[[ DATA SHOWN open ]]

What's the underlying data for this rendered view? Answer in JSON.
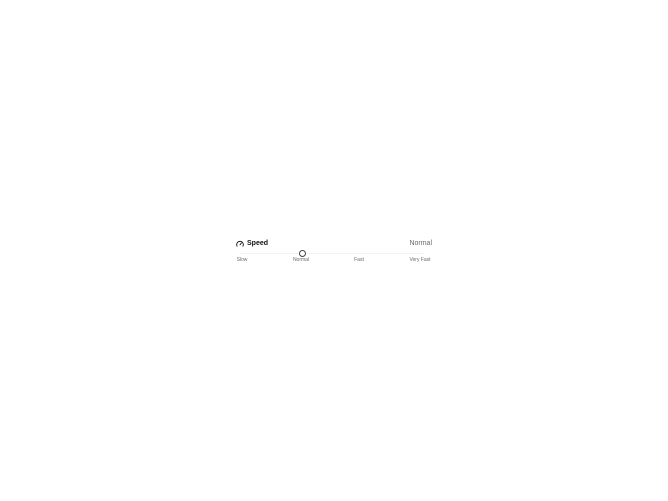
{
  "speed": {
    "icon": "gauge-icon",
    "label": "Speed",
    "current_value": "Normal",
    "selected_index": 1,
    "options": [
      "Slow",
      "Normal",
      "Fast",
      "Very Fast"
    ],
    "colors": {
      "text": "#111111",
      "muted_text": "#6b6b6b",
      "thumb_border": "#444444",
      "track": "#f3f3f3"
    }
  }
}
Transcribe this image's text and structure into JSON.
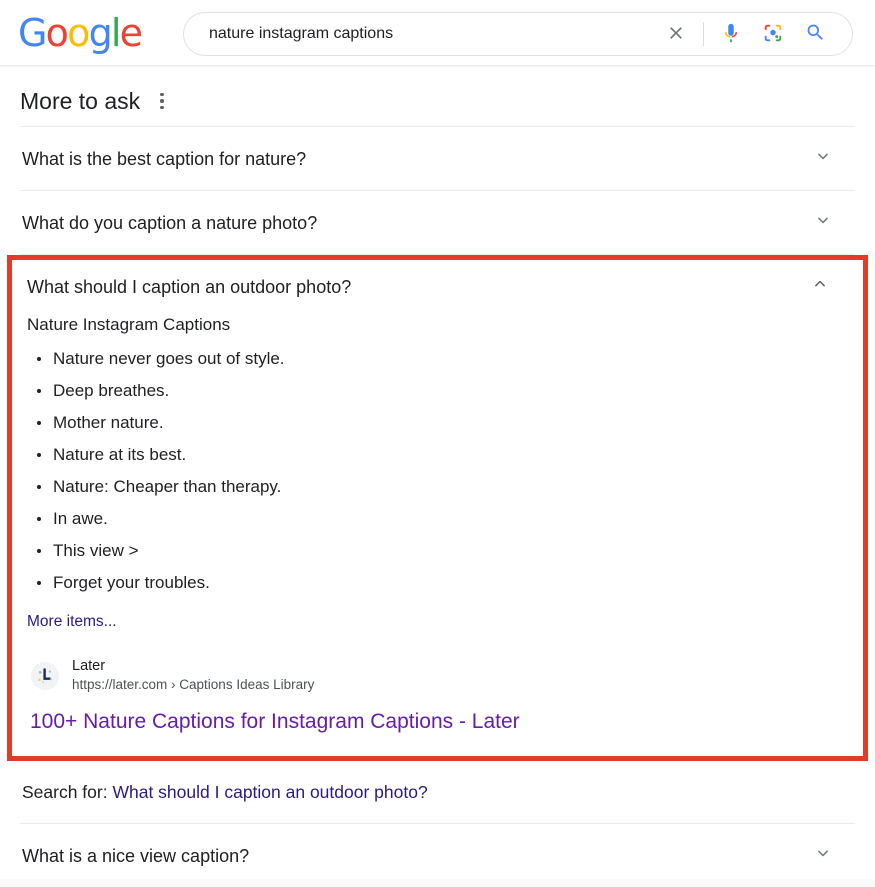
{
  "header": {
    "logo_text": "Google",
    "logo_letters": [
      {
        "ch": "G",
        "color": "#4285F4"
      },
      {
        "ch": "o",
        "color": "#EA4335"
      },
      {
        "ch": "o",
        "color": "#FBBC05"
      },
      {
        "ch": "g",
        "color": "#4285F4"
      },
      {
        "ch": "l",
        "color": "#34A853"
      },
      {
        "ch": "e",
        "color": "#EA4335"
      }
    ],
    "search": {
      "value": "nature instagram captions",
      "placeholder": "Search",
      "clear_icon": "close-icon",
      "voice_icon": "microphone-icon",
      "lens_icon": "google-lens-icon",
      "submit_icon": "search-icon"
    }
  },
  "paa": {
    "title": "More to ask",
    "menu_icon": "kebab-menu-icon",
    "questions": [
      {
        "text": "What is the best caption for nature?",
        "expanded": false,
        "chevron": "chevron-down-icon"
      },
      {
        "text": "What do you caption a nature photo?",
        "expanded": false,
        "chevron": "chevron-down-icon"
      },
      {
        "text": "What should I caption an outdoor photo?",
        "expanded": true,
        "chevron": "chevron-up-icon"
      },
      {
        "text": "What is a nice view caption?",
        "expanded": false,
        "chevron": "chevron-down-icon"
      }
    ]
  },
  "answer": {
    "subtitle": "Nature Instagram Captions",
    "bullets": [
      "Nature never goes out of style.",
      "Deep breathes.",
      "Mother nature.",
      "Nature at its best.",
      "Nature: Cheaper than therapy.",
      "In awe.",
      "This view >",
      "Forget your troubles."
    ],
    "more_items_label": "More items...",
    "source": {
      "favicon": "later-favicon",
      "name": "Later",
      "url": "https://later.com › Captions Ideas Library",
      "result_title": "100+ Nature Captions for Instagram Captions - Later"
    }
  },
  "search_for": {
    "prefix": "Search for: ",
    "link": "What should I caption an outdoor photo?"
  },
  "colors": {
    "highlight_box": "#e03c28",
    "link_visited": "#681da8",
    "link": "#2b1b7e",
    "text": "#202124"
  }
}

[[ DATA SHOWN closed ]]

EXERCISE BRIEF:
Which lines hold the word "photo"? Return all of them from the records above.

RESPONSE AREA:
        "text": "What do you caption a nature photo?",
        "text": "What should I caption an outdoor photo?",
    "link": "What should I caption an outdoor photo?"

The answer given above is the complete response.